Cytophone detects and blasts circulating cancer cells
A team from the University of Arkansas for Medical Sciences (UAMS) has developed a non-invasive tool which not only detects circulating tumor cells (CTCs) in the bloodstream, but can blast them away at the same time. Dubbed the Cytophone, it employs a laser which heats the CTCs, subsequently detecting them via ultrasound before turning up the heat again to kill them.
CTCs are the means by which metastasis (secondary malignant growths) occurs, so detecting and responding to them quickly is key to halting – or at least inhibiting – the spread of cancer. This isn't the first time lasers have been used by researchers to detect cancer, nor to attack it, but this – according to the the team – is the first demonstration of a non-invasive method of detecting CTCs directly in the bloodstream of melanoma patients.

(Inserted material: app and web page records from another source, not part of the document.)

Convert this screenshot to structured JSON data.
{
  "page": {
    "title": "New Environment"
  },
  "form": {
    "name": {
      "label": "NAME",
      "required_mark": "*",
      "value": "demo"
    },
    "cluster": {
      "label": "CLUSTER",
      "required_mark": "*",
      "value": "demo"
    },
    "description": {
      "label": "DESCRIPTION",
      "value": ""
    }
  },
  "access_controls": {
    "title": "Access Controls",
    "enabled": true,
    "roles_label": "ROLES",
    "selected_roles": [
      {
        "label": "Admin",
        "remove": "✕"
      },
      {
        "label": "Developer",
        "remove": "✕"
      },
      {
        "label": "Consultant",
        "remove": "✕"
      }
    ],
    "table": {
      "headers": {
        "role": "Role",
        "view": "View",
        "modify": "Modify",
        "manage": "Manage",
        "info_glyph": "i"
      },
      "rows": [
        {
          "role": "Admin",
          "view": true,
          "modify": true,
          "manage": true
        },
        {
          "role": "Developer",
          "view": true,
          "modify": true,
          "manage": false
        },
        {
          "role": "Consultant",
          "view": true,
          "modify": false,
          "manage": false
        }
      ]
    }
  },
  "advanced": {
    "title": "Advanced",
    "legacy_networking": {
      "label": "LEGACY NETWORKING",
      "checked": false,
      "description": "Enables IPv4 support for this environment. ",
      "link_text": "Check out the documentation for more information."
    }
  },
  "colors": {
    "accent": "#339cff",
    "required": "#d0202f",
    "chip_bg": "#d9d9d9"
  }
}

But the Cytophone is more than just a detection device, it can blast these cells as well. In the detection phase, the laser penetrates the blood vessel, heating the dark melanin nanoparticles in the CTCs. Because they heat more quickly than surrounding particles, the rapid thermal expansion of these nanoparticles generates a unique sound which is detected via an ultrasound transducer on the skin surface. To destroy the CTCs, the laser further heats them, creating nano bubbles which eventually destroy the tumor cell. This hunter/killer capability means that the Cytophone has the potential to act as a dual therapeutic and diagnostic (theranostic) tool.
Led by Dr Vladimir Zharov, the team found that its device was a thousand times more sensitive than other methods when it came to detecting CTCs in the blood of melanoma patients. Even when a tumor was unable to be detected on the skin – due to size or after surgical removal – the Cytophone was able to detect CTCs that traditional methods might easily miss.

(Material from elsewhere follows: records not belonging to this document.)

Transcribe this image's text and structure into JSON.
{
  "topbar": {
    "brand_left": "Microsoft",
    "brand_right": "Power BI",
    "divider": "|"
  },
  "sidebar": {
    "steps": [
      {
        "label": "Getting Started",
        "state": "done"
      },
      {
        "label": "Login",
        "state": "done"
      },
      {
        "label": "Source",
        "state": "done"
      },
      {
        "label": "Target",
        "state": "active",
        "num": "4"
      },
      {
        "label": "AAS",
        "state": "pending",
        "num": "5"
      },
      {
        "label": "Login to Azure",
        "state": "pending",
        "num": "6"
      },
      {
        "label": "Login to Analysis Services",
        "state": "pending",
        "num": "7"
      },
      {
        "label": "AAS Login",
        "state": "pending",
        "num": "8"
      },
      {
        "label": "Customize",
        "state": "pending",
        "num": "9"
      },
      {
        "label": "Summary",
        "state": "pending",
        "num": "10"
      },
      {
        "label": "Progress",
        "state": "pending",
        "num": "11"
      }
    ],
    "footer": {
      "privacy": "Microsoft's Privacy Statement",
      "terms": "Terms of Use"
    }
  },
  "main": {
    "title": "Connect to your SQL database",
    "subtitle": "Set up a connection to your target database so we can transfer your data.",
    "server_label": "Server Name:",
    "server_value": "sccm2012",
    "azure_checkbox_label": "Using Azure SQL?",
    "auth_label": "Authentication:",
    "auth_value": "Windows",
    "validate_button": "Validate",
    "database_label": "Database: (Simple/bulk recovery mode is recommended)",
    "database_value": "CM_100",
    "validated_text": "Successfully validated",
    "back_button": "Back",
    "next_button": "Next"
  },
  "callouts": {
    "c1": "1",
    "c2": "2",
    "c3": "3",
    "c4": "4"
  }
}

"The only methods that are available to detect CTCs are mainly based on drawing blood from the patient," says Zharov. "An average blood sample taken from a patient consists of only a few milliliters, which may or may not contain any CTCs. In contrast, the Cytophone can monitor a person's entire five-liter blood supply, potentially locating every CTC in it. No needle is used, and no blood is removed."
While the initial study was conducted on patients with melanoma, the Cytophone has potential applications for other cancer cells that have no pigment. The research showed the device had the ability to detect non-pigmented CTCs by first injecting patients with magnetic and gold nanoparticles with a unique biological coating which would help tag the CTCs. The Cytophone can also spot cancer-related blood clots, the second leading cause of death in cancer patients according to the researchers.
However, the potential applications for the Cytophone aren't just cancer-related. It could also be adapted to detect sickle cells (to prevent sickle cell crisis) or used to aid in the selection of the most effective of a range of drugs by monitoring any disease-associated markers in the blood and noting which ones decreased the most.
The team at UAMS isn't resting just yet, and is currently developing a simpler, portable, wearable Cytophone – using advanced, smaller lasers – to be distributed to cancer clinics across the USA and used in a wider clinical trial with even more melanoma patients. It remains to be seen if the Cytophone is to become a stand-alone treatment, or used in combination with conventional treatment methods.
The research is described in a paper published this week in the journal Science Translational Medicine.